Without a doubt, the film is stunning to look at, but a few veterans of the Beijing foreign press corps in the audience tried to get below the surface to the director’s motives, pushing him to address where he stood vis-à-vis the politics of media making in modern China.
Barbara Demick, formerly the Beijing Bureau Chief of The Los Angeles Times, asked Annaud to explain an apology he, in an earlier interview, had denied making about Seven Years in Tibet. “Why was [the apology] necessary?” asked Demick.
Annaud: At some point in preproduction, I was still writing the [Wolf Totem] screenplay, there was a Chinese controversy on the Internet. It was said that I was very intimate with the Dalai Lama, and that I was supporting of independence of Tibet, which I am not, and I did write [the apology]. I must insist on the point that the Dalai Lama is not in favor of the independence of Tibet. So, today, I can say that, you know, Tibet cannot survive without being either with China or with India. I think it’s irreversible and there are battles that cannot be won. That’s my point of view.
Demick: Who asked you to write the apology?
Annaud: No one important, really. It was just to stop this silly thing, which was untrue and was going against the work. I felt it was very bad for the project [Wolf Totem]. It also was attacking [Wolf Totem novelist] Jiang Rong, and, by the way, I never got in trouble. One of the reasons I was given so much freedom was that I liked the Chinese minorities, that I have great respect for Chinese minorities—that includes the Tibetans, that includes the Mongols, that includes the other 56 minorities. I think that loving Tibetans is not contradictory with loving China./<a?
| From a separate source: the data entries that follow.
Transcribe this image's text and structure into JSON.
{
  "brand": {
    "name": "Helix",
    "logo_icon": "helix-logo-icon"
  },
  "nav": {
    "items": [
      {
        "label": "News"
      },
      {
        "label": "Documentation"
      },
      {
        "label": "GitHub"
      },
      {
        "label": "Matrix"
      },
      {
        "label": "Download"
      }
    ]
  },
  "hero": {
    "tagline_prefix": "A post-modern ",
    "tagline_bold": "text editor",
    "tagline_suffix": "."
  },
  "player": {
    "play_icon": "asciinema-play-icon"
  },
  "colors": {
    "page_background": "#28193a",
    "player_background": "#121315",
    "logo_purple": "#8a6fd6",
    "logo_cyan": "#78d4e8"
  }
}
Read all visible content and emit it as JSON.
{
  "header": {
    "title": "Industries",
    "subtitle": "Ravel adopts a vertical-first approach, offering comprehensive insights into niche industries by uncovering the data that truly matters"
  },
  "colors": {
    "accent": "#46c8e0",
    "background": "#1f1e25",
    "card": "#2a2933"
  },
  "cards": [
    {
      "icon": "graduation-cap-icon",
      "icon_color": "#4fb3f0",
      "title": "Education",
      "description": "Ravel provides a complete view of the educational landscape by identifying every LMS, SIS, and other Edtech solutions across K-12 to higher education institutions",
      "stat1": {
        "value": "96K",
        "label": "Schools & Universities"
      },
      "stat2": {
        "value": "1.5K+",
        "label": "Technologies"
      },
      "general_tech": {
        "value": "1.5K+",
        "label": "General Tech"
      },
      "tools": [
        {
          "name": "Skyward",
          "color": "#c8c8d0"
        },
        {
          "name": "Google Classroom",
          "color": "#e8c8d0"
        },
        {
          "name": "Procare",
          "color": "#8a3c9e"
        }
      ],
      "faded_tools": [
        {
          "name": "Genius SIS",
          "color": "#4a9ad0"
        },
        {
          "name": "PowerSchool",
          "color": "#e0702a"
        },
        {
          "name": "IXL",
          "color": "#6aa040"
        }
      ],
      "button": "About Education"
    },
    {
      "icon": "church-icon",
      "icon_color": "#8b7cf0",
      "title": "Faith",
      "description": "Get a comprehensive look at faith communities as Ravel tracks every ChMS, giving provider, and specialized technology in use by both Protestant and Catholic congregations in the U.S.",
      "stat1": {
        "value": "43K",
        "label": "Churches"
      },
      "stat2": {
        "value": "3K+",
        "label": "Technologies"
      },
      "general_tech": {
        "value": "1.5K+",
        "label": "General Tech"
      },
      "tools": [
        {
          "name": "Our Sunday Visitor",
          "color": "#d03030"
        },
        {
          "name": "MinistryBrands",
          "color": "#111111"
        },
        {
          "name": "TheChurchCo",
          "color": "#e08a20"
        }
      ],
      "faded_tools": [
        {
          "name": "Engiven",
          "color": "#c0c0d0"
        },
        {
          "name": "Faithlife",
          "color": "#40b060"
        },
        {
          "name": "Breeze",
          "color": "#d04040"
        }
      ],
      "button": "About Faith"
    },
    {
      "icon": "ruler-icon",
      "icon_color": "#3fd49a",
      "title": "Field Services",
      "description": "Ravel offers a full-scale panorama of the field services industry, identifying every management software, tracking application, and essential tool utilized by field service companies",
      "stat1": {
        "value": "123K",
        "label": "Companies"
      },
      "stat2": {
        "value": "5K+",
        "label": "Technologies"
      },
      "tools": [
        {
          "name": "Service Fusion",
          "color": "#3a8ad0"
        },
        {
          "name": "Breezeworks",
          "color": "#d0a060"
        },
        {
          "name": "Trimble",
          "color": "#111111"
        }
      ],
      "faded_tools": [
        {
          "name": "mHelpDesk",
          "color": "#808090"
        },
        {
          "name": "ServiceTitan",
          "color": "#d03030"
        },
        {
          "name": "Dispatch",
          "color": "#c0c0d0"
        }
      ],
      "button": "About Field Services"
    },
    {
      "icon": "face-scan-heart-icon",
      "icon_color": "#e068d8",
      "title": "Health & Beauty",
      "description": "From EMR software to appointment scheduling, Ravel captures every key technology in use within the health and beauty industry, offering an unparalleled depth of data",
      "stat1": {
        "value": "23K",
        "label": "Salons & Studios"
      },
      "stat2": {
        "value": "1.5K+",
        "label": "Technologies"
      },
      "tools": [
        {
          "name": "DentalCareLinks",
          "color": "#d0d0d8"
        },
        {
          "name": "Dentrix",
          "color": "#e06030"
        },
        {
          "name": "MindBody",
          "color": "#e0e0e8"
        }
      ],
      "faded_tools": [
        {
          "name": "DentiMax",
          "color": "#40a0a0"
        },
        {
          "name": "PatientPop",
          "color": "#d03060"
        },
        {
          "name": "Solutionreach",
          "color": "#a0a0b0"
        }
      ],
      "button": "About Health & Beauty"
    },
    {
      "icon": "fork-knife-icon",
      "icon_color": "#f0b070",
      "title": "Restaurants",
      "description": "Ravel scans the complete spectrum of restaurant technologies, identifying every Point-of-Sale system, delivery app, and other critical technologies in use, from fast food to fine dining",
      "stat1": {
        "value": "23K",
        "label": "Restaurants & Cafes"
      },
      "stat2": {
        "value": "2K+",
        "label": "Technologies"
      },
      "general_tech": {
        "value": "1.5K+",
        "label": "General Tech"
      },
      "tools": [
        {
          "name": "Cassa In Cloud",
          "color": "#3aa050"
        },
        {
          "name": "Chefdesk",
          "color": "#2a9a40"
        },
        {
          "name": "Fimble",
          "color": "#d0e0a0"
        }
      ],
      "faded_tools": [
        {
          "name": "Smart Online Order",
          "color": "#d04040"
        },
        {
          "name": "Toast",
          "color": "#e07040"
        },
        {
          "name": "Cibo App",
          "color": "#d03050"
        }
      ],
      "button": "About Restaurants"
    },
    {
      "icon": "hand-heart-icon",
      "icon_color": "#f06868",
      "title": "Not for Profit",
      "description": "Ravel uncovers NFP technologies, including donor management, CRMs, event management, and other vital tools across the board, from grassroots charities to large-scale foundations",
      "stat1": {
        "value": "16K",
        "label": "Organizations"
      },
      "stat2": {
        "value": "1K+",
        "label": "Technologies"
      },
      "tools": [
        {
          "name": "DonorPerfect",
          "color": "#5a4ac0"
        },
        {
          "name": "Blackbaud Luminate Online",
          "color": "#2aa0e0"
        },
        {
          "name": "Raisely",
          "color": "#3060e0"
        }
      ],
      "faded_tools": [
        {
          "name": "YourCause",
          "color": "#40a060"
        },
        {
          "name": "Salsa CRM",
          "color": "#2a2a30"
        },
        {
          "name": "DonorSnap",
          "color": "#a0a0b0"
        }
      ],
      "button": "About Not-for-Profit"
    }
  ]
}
I then asked Annaud about a scene in the film that instantly brought to my mind an analogy to the recent wave of self-immolations by more than 140 ethnic Tibetans across Southwest China in protest against Chinese oppression of their way of life. In the scene, a wolf, hunted to the point of exhaustion, jumps off a cliff in an apparent suicide. “Is that true to nature?” I asked about the wolf, without mentioning the connection I’d made in my head with Tibetans. (Note here and in the video of the event, starting at 33:30, that Annaud himself makes the connection, at first saying “Tibetan” where he means “Mongol”).
Annaud: Thank you for asking this question: It’s a scene that’s described in the novel and there are two interpretations: The Tibetan interpretation is that wolves have so much dignity that they refuse to be skinned because they don’t want to be presented to God without their fur coat, therefore they prefer to decide for their death. I insist, this is the Mongol belief. When I shot that scene, every Mongol on the set was saying, ‘This is true.’ Now, the other explanation is pragmatic. When you have no choice, like on September 11 in this city, when people jumped out of the windows, was it a suicide or was it a hope that something miraculous was going to happen? When you’re certain you’re going to die for sure, maybe there is a little hope in jumping and trying to survive … Suicide is not something known and accepted by biologists. But once again, we are here giving the image, and the interpretation is dual.
Sitting in the audience, Robert Barnett, Director of the Modern Tibetan Studies Program at Columbia University, wondered aloud to me why Annaud felt the need to press home in public the realignment of his views about Tibet with those of the Chinese Communist Party. “Why couldn’t he have simply let the question go?”